The number of books that has appeared recently on fantasy and fairy painting suggests a strong interest and this latest addition to the Artists' Bible series deserves to do well. A catalogue of the many characters from fairyland, it includes descriptions of how to draw and paint them as well as offering suggestions for costumes and facial expressions. My own aversion to the subject is on record, but there's no doubt that this is well done and presented in a way that makes it easy to find what you want and then to follow the really quite detailed instructions. That the author is a respected artist in the field only adds to the book's authority and value.-Artbookreview.net Draw a whole fairyland of fantastic creatures with this latest addition to Search Press' popular Bible series. This book opens out flat, which is so handy when working from it and there is plenty in here to work from. The subtitle promises "ready-to-draw templates and step-by-step techniques" and delivers the goods, starting from scratch with lots of projects to work through. To inspire and inform the book opens with a brief chapter on great artists who have chosen to depict this type of subject, from William Blake in the 18th century right up to Alan Lee's Tolkein illustrations. Only one picture from each (nothing from William Blake) is included, so maybe "inspiration" is a bit of a stretch for this. The section for what you need is diverse but short, ranging from colored pencils and markers to an airbrush so take your pick. There are even two pages on working digitally, although not enough of this to really mean anything. The book's strength is in the staged projects, which take you from pencil sketches and outlines to the finished work, in fewer stages than in the Ready to Paint series but still enough for any but the total tyro. There is just about everything in here to do with drawing and painting fairies, from getting expressions right to assembling a suitable wardrobe, and a whole host of other creatures from folklore as well as hints for flower fairy paintings. One original way of working involves line drawings of some of the characters for tracing or scanning and then coloring in - an interesting idea and rather how I learned to draw when a small child. In all, I was impressed by the many and varied suggestions for getting pencil to paper, and all roads seem to lead to a good grounding in basic and intermediate techniques.-Myshelf.com This book lends itself to a quirkiness that almost feels like a book out of time. The spiral design makes the book very user friendly; which as anyone who has tried to look at pages of a book while drawing will appreciate. The inclusion of colour schemes (which are covered in great detail) and tutorials are incorporated to create a 'treasure trove' of informative details which can be utilised as needed. I found the figure diagrams and usage of nature as a springboard for the fantastical especially helpful. I was looking for guides on drawing fantasy figures for the classes I teach on concept art and this is definitely one for the bookshelf. Now if only magic was real...-Marian Carr, Bradford College

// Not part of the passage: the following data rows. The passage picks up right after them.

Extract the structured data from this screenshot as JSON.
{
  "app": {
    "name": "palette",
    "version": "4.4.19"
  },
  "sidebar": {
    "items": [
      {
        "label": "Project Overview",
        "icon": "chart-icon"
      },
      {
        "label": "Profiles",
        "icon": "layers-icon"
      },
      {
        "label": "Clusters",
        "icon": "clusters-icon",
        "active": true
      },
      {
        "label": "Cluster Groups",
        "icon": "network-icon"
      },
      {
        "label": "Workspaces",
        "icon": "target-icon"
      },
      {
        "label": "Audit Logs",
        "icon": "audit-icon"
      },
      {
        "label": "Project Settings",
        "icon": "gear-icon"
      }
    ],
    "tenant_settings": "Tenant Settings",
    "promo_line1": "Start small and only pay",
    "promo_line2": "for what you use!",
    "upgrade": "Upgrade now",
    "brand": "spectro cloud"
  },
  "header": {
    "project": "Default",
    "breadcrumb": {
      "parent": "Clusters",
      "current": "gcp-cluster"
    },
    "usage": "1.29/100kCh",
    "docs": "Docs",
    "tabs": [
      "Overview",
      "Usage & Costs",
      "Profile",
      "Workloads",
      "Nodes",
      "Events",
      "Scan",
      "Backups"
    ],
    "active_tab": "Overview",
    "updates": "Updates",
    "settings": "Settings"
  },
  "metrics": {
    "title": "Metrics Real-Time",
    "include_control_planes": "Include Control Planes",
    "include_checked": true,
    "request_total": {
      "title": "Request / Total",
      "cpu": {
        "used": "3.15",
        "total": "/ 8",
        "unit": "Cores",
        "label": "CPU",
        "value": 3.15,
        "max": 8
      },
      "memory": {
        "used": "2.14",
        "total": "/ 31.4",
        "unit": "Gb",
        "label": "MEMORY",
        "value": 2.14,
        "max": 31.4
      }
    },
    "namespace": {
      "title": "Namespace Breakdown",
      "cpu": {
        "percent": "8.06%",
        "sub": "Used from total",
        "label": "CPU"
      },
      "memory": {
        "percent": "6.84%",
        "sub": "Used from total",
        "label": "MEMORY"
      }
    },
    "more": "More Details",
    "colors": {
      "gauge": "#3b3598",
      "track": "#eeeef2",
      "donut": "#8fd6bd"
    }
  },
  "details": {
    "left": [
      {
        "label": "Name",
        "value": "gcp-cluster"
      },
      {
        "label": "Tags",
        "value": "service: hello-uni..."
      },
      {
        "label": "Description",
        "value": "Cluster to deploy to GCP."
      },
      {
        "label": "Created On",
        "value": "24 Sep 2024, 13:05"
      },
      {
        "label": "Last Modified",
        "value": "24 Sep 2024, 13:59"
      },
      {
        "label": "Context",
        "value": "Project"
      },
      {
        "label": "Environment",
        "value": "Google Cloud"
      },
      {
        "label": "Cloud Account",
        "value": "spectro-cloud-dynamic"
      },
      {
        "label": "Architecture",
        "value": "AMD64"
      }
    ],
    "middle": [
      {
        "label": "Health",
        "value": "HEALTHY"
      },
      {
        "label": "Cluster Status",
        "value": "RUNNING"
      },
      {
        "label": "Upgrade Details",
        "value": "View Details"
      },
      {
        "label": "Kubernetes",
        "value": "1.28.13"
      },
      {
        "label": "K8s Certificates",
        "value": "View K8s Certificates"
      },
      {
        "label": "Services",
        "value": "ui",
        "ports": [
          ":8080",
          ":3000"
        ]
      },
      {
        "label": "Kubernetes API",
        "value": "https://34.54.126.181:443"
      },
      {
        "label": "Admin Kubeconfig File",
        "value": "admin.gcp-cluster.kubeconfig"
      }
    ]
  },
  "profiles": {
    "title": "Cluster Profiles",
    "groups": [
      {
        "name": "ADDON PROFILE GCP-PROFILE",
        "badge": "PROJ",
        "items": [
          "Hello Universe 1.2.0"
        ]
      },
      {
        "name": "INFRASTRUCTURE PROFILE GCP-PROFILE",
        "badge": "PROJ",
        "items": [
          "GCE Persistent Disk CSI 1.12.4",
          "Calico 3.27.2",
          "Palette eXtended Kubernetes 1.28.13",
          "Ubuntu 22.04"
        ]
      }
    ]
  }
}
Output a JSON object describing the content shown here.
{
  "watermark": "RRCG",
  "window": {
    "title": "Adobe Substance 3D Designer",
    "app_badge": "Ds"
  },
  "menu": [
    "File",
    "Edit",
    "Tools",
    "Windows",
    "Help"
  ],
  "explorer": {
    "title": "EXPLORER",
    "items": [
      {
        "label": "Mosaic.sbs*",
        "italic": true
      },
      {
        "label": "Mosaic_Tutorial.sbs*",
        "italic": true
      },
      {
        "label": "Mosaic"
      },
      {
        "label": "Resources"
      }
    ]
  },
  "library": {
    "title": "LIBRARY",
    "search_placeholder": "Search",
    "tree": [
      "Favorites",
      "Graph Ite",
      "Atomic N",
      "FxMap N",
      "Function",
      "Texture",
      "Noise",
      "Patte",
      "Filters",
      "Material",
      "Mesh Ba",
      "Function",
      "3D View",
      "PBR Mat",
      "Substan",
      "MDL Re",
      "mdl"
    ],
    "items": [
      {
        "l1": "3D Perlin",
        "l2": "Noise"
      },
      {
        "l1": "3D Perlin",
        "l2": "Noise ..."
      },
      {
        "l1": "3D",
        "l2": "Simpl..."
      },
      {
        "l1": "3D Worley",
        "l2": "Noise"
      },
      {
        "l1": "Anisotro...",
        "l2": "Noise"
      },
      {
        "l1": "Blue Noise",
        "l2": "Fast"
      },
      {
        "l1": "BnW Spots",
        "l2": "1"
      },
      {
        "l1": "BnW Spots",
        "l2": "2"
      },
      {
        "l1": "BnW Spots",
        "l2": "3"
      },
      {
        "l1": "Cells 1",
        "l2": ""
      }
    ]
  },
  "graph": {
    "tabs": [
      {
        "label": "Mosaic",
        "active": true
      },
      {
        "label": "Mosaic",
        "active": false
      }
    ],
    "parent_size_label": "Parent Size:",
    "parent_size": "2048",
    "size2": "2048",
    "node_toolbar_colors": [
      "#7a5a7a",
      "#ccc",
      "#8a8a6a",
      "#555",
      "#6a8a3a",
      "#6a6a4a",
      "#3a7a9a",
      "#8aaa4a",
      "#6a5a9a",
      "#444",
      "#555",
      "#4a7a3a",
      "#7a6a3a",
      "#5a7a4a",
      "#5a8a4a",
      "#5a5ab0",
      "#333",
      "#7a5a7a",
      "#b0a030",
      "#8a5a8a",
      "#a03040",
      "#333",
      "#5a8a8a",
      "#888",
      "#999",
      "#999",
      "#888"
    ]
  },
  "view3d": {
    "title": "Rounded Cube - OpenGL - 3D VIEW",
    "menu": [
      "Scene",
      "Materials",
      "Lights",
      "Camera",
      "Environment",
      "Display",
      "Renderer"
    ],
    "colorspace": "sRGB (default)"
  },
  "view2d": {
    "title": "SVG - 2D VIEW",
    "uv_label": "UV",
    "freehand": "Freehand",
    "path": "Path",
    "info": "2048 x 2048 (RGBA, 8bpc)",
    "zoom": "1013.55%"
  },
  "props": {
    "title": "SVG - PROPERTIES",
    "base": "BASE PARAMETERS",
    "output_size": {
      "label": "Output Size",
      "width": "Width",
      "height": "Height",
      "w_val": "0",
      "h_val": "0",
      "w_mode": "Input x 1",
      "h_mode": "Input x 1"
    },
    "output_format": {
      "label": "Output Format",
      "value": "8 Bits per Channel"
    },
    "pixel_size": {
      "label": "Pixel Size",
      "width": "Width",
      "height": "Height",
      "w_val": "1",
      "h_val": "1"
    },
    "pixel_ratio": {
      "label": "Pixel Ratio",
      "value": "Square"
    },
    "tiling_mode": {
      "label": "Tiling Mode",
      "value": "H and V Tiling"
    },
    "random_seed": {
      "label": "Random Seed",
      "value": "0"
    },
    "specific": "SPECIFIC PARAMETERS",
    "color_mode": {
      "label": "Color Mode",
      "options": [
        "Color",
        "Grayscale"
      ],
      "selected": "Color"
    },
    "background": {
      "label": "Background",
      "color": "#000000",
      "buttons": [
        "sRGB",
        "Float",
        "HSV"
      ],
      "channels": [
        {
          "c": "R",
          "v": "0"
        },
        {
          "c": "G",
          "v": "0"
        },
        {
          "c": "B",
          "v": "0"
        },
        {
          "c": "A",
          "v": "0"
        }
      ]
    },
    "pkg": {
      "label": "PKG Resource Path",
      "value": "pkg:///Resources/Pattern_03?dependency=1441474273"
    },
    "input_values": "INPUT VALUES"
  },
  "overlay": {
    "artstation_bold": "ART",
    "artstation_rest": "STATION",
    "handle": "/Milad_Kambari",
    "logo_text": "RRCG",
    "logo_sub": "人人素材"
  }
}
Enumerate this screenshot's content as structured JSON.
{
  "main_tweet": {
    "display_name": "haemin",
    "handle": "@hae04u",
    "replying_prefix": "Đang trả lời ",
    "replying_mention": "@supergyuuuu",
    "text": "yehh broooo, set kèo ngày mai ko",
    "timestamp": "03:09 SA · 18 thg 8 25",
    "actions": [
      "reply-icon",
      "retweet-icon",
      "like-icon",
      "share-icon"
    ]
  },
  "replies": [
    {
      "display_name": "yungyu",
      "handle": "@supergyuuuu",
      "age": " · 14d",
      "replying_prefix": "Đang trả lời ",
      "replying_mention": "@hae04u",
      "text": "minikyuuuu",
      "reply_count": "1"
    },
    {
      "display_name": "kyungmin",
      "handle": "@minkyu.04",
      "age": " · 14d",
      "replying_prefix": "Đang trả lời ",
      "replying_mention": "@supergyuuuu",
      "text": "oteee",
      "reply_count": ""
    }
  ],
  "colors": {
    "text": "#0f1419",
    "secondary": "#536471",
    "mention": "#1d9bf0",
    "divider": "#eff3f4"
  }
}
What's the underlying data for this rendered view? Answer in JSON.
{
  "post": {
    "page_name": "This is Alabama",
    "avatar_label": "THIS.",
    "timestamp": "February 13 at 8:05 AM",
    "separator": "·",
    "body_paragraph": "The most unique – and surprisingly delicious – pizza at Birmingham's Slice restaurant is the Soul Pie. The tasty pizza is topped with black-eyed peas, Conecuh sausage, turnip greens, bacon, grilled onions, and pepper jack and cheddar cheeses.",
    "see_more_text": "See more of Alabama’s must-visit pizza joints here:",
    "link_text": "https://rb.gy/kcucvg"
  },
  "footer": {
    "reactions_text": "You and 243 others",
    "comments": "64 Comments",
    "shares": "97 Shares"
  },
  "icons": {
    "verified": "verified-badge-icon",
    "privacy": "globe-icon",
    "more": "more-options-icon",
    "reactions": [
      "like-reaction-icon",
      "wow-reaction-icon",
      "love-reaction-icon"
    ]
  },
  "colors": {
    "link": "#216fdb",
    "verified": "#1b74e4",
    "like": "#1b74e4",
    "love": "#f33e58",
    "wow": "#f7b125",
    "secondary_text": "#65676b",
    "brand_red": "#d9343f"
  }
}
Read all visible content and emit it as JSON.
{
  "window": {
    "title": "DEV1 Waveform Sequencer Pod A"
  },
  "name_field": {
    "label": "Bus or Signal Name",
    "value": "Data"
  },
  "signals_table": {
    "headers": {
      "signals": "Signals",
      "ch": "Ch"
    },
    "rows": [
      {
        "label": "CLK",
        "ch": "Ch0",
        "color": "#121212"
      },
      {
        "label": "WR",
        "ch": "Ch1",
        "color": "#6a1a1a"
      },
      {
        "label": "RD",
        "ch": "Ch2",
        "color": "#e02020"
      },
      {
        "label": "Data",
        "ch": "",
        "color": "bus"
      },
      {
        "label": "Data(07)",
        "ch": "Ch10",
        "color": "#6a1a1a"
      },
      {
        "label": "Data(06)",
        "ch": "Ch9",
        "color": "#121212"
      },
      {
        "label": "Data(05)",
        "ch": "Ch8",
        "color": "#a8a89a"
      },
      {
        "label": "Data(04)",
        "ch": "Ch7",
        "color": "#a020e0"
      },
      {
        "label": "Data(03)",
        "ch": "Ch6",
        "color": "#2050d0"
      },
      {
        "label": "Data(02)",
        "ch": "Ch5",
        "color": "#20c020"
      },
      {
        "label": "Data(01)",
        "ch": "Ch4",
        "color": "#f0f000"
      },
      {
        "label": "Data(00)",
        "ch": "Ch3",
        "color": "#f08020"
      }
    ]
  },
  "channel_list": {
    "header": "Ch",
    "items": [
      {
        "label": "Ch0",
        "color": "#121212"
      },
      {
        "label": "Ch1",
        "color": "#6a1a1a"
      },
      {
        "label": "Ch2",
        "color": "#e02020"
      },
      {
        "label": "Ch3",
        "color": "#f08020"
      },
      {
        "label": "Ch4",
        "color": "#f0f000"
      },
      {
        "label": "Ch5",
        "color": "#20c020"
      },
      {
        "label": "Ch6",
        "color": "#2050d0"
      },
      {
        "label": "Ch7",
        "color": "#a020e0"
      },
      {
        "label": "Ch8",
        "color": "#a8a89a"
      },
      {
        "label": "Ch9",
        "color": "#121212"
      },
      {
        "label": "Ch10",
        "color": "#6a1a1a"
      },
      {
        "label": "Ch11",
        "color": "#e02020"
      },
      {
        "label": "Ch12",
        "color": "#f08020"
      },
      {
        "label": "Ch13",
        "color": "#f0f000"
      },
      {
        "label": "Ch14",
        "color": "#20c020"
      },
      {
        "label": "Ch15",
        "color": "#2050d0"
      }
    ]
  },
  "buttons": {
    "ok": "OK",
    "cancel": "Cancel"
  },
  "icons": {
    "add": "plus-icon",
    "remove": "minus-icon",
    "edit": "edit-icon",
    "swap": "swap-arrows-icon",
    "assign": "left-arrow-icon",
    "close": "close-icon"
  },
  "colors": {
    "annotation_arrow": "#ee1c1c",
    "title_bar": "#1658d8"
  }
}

About the Author
Linda Ravenscroft is an artist of international standing, whose beautifully detailed fairy and fantasy images can be seen all over the world, from fine art prints to exclusive giftware and fantasy art books. Linda became a professional fantasy artist in 1996, and since then her work has been in demand, with many of her pieces now with American collectors. Linda is the author of How to Draw and Paint Fairyland, and How to Draw and Paint Fairies, which has sold 200,000 copies worldwide.